[What you will do]: Nothing but an exact repeat of the entries below should appear in your answer.

Start of Block

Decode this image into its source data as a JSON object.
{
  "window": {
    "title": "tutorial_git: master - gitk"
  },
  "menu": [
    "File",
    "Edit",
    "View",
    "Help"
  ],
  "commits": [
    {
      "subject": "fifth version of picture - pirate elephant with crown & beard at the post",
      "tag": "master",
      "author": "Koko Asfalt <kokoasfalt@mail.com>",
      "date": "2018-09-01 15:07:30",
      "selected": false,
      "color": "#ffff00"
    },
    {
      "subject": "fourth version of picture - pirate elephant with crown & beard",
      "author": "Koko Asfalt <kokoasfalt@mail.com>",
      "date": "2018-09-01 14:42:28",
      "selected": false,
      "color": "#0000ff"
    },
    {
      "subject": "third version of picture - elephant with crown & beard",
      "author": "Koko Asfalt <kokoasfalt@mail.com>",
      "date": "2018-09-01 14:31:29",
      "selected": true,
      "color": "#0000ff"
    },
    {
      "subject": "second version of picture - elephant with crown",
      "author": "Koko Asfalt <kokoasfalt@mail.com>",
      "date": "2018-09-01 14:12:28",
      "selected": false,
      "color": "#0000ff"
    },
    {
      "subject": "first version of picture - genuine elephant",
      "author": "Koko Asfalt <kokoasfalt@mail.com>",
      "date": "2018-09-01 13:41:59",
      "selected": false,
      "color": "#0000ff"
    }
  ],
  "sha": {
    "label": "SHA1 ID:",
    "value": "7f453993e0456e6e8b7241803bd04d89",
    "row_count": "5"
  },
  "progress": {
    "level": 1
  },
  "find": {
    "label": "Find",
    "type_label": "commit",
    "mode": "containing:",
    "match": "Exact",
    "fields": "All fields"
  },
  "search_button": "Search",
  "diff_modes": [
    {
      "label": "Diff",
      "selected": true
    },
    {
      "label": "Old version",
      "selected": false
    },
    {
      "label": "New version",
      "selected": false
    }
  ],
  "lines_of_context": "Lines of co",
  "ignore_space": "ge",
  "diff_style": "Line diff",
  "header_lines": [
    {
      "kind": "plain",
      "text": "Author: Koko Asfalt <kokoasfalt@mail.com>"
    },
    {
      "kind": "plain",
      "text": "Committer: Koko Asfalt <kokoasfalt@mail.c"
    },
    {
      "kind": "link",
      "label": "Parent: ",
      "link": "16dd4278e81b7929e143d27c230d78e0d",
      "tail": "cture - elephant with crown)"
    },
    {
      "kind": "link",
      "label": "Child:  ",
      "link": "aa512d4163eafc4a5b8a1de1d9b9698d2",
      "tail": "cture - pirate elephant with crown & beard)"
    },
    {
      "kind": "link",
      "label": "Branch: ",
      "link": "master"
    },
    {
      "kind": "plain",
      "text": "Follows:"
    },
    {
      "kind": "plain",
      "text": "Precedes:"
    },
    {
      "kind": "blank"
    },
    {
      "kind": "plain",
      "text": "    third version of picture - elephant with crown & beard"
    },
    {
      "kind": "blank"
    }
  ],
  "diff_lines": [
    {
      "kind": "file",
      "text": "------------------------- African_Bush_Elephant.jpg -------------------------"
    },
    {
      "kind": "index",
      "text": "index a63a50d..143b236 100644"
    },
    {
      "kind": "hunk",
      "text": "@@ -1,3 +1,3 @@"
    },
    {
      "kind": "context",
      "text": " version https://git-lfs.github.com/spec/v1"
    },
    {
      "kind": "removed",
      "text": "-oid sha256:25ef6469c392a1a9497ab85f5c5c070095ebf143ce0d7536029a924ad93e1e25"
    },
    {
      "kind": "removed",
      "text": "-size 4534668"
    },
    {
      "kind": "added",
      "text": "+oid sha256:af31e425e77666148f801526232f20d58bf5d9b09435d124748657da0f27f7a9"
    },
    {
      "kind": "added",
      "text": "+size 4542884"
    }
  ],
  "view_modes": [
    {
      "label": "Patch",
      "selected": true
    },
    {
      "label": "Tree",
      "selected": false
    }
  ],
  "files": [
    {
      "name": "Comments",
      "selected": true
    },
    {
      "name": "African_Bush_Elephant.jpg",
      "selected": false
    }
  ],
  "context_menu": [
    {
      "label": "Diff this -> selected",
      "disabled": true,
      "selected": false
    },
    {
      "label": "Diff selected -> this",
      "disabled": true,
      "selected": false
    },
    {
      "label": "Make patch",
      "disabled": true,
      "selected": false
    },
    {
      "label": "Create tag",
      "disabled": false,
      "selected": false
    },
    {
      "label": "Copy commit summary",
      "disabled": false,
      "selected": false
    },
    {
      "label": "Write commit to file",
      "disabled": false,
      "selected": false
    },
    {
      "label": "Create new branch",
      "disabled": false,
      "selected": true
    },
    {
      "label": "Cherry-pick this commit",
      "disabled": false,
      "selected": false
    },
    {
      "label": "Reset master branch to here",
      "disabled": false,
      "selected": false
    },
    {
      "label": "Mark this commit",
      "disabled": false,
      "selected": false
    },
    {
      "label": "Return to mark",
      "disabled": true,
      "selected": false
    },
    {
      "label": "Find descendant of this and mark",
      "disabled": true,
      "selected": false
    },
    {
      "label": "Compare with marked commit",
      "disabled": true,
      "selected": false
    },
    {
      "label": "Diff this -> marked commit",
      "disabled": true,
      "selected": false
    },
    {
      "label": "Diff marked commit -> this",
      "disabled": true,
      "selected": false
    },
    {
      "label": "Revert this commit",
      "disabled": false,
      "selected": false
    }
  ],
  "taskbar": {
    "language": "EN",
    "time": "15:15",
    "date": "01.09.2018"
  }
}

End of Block

[Response]:
Decode this image into its source data as a JSON object.
{
  "window": {
    "title": "tutorial_git: master - gitk"
  },
  "menu": [
    "File",
    "Edit",
    "View",
    "Help"
  ],
  "commits": [
    {
      "subject": "fifth version of picture - pirate elephant with crown & beard at the post",
      "tag": "master",
      "author": "Koko Asfalt <kokoasfalt@mail.com>",
      "date": "2018-09-01 15:07:30",
      "selected": false,
      "color": "#ffff00"
    },
    {
      "subject": "fourth version of picture - pirate elephant with crown & beard",
      "author": "Koko Asfalt <kokoasfalt@mail.com>",
      "date": "2018-09-01 14:42:28",
      "selected": false,
      "color": "#0000ff"
    },
    {
      "subject": "third version of picture - elephant with crown & beard",
      "author": "Koko Asfalt <kokoasfalt@mail.com>",
      "date": "2018-09-01 14:31:29",
      "selected": true,
      "color": "#0000ff"
    },
    {
      "subject": "second version of picture - elephant with crown",
      "author": "Koko Asfalt <kokoasfalt@mail.com>",
      "date": "2018-09-01 14:12:28",
      "selected": false,
      "color": "#0000ff"
    },
    {
      "subject": "first version of picture - genuine elephant",
      "author": "Koko Asfalt <kokoasfalt@mail.com>",
      "date": "2018-09-01 13:41:59",
      "selected": false,
      "color": "#0000ff"
    }
  ],
  "sha": {
    "label": "SHA1 ID:",
    "value": "7f453993e0456e6e8b7241803bd04d89",
    "row_count": "5"
  },
  "progress": {
    "level": 1
  },
  "find": {
    "label": "Find",
    "type_label": "commit",
    "mode": "containing:",
    "match": "Exact",
    "fields": "All fields"
  },
  "search_button": "Search",
  "diff_modes": [
    {
      "label": "Diff",
      "selected": true
    },
    {
      "label": "Old version",
      "selected": false
    },
    {
      "label": "New version",
      "selected": false
    }
  ],
  "lines_of_context": "Lines of co",
  "ignore_space": "ge",
  "diff_style": "Line diff",
  "header_lines": [
    {
      "kind": "plain",
      "text": "Author: Koko Asfalt <kokoasfalt@mail.com>"
    },
    {
      "kind": "plain",
      "text": "Committer: Koko Asfalt <kokoasfalt@mail.c"
    },
    {
      "kind": "link",
      "label": "Parent: ",
      "link": "16dd4278e81b7929e143d27c230d78e0d",
      "tail": "cture - elephant with crown)"
    },
    {
      "kind": "link",
      "label": "Child:  ",
      "link": "aa512d4163eafc4a5b8a1de1d9b9698d2",
      "tail": "cture - pirate elephant with crown & beard)"
    },
    {
      "kind": "link",
      "label": "Branch: ",
      "link": "master"
    },
    {
      "kind": "plain",
      "text": "Follows:"
    },
    {
      "kind": "plain",
      "text": "Precedes:"
    },
    {
      "kind": "blank"
    },
    {
      "kind": "plain",
      "text": "    third version of picture - elephant with crown & beard"
    },
    {
      "kind": "blank"
    }
  ],
  "diff_lines": [
    {
      "kind": "file",
      "text": "------------------------- African_Bush_Elephant.jpg -------------------------"
    },
    {
      "kind": "index",
      "text": "index a63a50d..143b236 100644"
    },
    {
      "kind": "hunk",
      "text": "@@ -1,3 +1,3 @@"
    },
    {
      "kind": "context",
      "text": " version https://git-lfs.github.com/spec/v1"
    },
    {
      "kind": "removed",
      "text": "-oid sha256:25ef6469c392a1a9497ab85f5c5c070095ebf143ce0d7536029a924ad93e1e25"
    },
    {
      "kind": "removed",
      "text": "-size 4534668"
    },
    {
      "kind": "added",
      "text": "+oid sha256:af31e425e77666148f801526232f20d58bf5d9b09435d124748657da0f27f7a9"
    },
    {
      "kind": "added",
      "text": "+size 4542884"
    }
  ],
  "view_modes": [
    {
      "label": "Patch",
      "selected": true
    },
    {
      "label": "Tree",
      "selected": false
    }
  ],
  "files": [
    {
      "name": "Comments",
      "selected": true
    },
    {
      "name": "African_Bush_Elephant.jpg",
      "selected": false
    }
  ],
  "context_menu": [
    {
      "label": "Diff this -> selected",
      "disabled": true,
      "selected": false
    },
    {
      "label": "Diff selected -> this",
      "disabled": true,
      "selected": false
    },
    {
      "label": "Make patch",
      "disabled": true,
      "selected": false
    },
    {
      "label": "Create tag",
      "disabled": false,
      "selected": false
    },
    {
      "label": "Copy commit summary",
      "disabled": false,
      "selected": false
    },
    {
      "label": "Write commit to file",
      "disabled": false,
      "selected": false
    },
    {
      "label": "Create new branch",
      "disabled": false,
      "selected": true
    },
    {
      "label": "Cherry-pick this commit",
      "disabled": false,
      "selected": false
    },
    {
      "label": "Reset master branch to here",
      "disabled": false,
      "selected": false
    },
    {
      "label": "Mark this commit",
      "disabled": false,
      "selected": false
    },
    {
      "label": "Return to mark",
      "disabled": true,
      "selected": false
    },
    {
      "label": "Find descendant of this and mark",
      "disabled": true,
      "selected": false
    },
    {
      "label": "Compare with marked commit",
      "disabled": true,
      "selected": false
    },
    {
      "label": "Diff this -> marked commit",
      "disabled": true,
      "selected": false
    },
    {
      "label": "Diff marked commit -> this",
      "disabled": true,
      "selected": false
    },
    {
      "label": "Revert this commit",
      "disabled": false,
      "selected": false
    }
  ],
  "taskbar": {
    "language": "EN",
    "time": "15:15",
    "date": "01.09.2018"
  }
}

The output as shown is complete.